My name is Ellen Lippman and I hold the John Becic Distinguished Professorship in Accounting position at the Pamplin School of Business. I took my first accounting class, and really my first business class, in a master’s program. Previously I was in a very, very different field. However, I realized I wanted a career that is mobile (unlike law where lawyers must take the bar in multiple states), one that could be transferable not only to multiple states in the US but to multiple locations across the world. I wanted a career that was somewhat technical in nature such that not anyone could hold themselves out as an expert. I wanted a career that did not have physical limitations; as I aged I could continue in the field (unlike, say, athletics). Accounting has all of these elements that can make for a rewarding career. Even for those not interested in accounting, a strong understanding of accounting provides a springboard to many other fields, and I really love to share this with my students.
Accounting isn’t about numbers. It is about understanding information and using that data to lead organizations. A successful accountant understands the goal of the organization and has the added advantage of understanding and using information to make reasoned decisions.
I earned my B.A. from Colorado College, my M.S. in Accounting from the University of Wisconsin (Madison), and my Ph.D. in Accounting from the University of Oregon. I am a Certified Public Accountant and specialize in teaching financial accounting and auditing. My recent research interests include analyzing the ethical responsibilities of accountants.
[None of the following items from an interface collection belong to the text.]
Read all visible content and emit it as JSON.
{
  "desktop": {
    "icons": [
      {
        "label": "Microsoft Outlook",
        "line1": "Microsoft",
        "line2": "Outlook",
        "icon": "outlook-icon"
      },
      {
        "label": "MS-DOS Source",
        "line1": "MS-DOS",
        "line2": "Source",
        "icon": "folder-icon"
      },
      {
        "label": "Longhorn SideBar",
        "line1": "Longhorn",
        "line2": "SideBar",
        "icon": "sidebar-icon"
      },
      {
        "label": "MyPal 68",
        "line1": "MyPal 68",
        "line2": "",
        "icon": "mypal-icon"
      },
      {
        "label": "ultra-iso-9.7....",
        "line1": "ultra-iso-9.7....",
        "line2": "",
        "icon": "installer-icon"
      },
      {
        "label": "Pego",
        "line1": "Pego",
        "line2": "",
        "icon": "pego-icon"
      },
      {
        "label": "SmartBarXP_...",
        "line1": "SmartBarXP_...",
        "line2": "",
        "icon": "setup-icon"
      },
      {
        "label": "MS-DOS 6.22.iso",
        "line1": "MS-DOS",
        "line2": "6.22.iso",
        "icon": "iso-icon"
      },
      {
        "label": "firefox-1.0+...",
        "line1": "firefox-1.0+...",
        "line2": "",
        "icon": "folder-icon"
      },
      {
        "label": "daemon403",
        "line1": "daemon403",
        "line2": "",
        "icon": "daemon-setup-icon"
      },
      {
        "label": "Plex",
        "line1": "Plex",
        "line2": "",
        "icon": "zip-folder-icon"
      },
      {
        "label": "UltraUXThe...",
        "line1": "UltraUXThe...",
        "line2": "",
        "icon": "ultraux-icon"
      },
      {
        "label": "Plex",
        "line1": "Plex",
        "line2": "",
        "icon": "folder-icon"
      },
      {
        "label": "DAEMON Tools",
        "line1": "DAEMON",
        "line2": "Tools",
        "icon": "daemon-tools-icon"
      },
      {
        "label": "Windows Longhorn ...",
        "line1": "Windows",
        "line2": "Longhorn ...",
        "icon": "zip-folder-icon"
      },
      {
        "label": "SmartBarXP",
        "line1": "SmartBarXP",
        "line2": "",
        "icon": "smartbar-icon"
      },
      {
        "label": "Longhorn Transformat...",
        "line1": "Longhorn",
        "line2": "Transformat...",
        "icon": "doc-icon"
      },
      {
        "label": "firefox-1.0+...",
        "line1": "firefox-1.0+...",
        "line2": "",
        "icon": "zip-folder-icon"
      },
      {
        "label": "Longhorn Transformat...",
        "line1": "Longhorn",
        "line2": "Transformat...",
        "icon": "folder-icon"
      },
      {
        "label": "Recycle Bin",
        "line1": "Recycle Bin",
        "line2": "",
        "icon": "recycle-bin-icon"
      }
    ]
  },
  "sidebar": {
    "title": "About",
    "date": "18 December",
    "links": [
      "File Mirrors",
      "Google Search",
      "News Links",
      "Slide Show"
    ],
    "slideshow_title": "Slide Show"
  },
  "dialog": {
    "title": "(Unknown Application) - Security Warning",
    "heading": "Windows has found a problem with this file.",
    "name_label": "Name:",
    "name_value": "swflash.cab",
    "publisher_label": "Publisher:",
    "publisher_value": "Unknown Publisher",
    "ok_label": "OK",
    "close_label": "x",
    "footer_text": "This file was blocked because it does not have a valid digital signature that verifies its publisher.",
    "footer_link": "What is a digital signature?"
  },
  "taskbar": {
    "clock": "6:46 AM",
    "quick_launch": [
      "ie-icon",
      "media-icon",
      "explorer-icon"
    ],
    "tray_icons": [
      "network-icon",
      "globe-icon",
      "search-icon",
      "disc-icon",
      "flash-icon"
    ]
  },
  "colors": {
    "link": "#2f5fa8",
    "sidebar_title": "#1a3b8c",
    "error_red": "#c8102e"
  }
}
My publications in this area include the Journal of Business Ethics, the Accounting History Journal, the American Institute of Certified Public Accountants (AICPA) Professor-Practitioner Cases, and the Accounting Historians Journal. My published work won the Innovation in Accounting History Education award. I enjoy mentoring students and have coached student teams that have won accounting competitions at the regional and national levels. I belong to the American Institute of Certified Public Accountants and Oregon Society of CPAs. These two organizations are wonderful places to network and meet people in the field.
At 20 I had a very different career in mind. But I knew then that the direction we take can change over time. I encourage students to be flexible, really in all ways (physically, emotionally, intellectually). In this way, we can adapt to the surprises and opportunities we may find.